- **Problem statement**
Could you print all the entries exactly?

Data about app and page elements
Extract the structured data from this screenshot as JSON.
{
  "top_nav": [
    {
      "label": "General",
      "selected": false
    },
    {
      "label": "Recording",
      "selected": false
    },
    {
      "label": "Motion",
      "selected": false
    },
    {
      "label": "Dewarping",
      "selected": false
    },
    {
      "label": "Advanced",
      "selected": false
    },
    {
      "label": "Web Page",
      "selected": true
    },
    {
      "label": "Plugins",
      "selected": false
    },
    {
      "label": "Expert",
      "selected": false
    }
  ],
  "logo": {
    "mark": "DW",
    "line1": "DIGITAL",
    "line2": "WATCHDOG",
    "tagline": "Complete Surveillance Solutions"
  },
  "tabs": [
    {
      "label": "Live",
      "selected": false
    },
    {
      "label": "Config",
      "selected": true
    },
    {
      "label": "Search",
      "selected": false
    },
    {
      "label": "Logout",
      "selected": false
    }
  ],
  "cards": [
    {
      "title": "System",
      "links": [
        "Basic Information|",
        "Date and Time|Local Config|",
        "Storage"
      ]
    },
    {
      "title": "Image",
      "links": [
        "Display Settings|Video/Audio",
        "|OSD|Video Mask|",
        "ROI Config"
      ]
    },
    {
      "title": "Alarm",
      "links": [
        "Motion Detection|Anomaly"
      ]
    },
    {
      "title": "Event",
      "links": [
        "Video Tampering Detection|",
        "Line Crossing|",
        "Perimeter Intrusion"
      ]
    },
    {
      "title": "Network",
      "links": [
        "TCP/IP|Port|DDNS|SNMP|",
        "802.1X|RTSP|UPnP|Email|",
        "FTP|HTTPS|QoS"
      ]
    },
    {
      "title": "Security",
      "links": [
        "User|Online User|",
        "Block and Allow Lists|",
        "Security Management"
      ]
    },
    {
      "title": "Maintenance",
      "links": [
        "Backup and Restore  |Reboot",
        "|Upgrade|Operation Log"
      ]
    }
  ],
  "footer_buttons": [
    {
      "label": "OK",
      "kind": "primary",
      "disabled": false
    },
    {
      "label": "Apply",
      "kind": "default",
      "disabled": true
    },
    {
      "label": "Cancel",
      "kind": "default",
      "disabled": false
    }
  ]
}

- **Answer for this exercise**
Extract the structured data from this screenshot as JSON.
{
  "top_nav": [
    {
      "label": "General",
      "selected": false
    },
    {
      "label": "Recording",
      "selected": false
    },
    {
      "label": "Motion",
      "selected": false
    },
    {
      "label": "Dewarping",
      "selected": false
    },
    {
      "label": "Advanced",
      "selected": false
    },
    {
      "label": "Web Page",
      "selected": true
    },
    {
      "label": "Plugins",
      "selected": false
    },
    {
      "label": "Expert",
      "selected": false
    }
  ],
  "logo": {
    "mark": "DW",
    "line1": "DIGITAL",
    "line2": "WATCHDOG",
    "tagline": "Complete Surveillance Solutions"
  },
  "tabs": [
    {
      "label": "Live",
      "selected": false
    },
    {
      "label": "Config",
      "selected": true
    },
    {
      "label": "Search",
      "selected": false
    },
    {
      "label": "Logout",
      "selected": false
    }
  ],
  "cards": [
    {
      "title": "System",
      "links": [
        "Basic Information|",
        "Date and Time|Local Config|",
        "Storage"
      ]
    },
    {
      "title": "Image",
      "links": [
        "Display Settings|Video/Audio",
        "|OSD|Video Mask|",
        "ROI Config"
      ]
    },
    {
      "title": "Alarm",
      "links": [
        "Motion Detection|Anomaly"
      ]
    },
    {
      "title": "Event",
      "links": [
        "Video Tampering Detection|",
        "Line Crossing|",
        "Perimeter Intrusion"
      ]
    },
    {
      "title": "Network",
      "links": [
        "TCP/IP|Port|DDNS|SNMP|",
        "802.1X|RTSP|UPnP|Email|",
        "FTP|HTTPS|QoS"
      ]
    },
    {
      "title": "Security",
      "links": [
        "User|Online User|",
        "Block and Allow Lists|",
        "Security Management"
      ]
    },
    {
      "title": "Maintenance",
      "links": [
        "Backup and Restore  |Reboot",
        "|Upgrade|Operation Log"
      ]
    }
  ],
  "footer_buttons": [
    {
      "label": "OK",
      "kind": "primary",
      "disabled": false
    },
    {
      "label": "Apply",
      "kind": "default",
      "disabled": true
    },
    {
      "label": "Cancel",
      "kind": "default",
      "disabled": false
    }
  ]
}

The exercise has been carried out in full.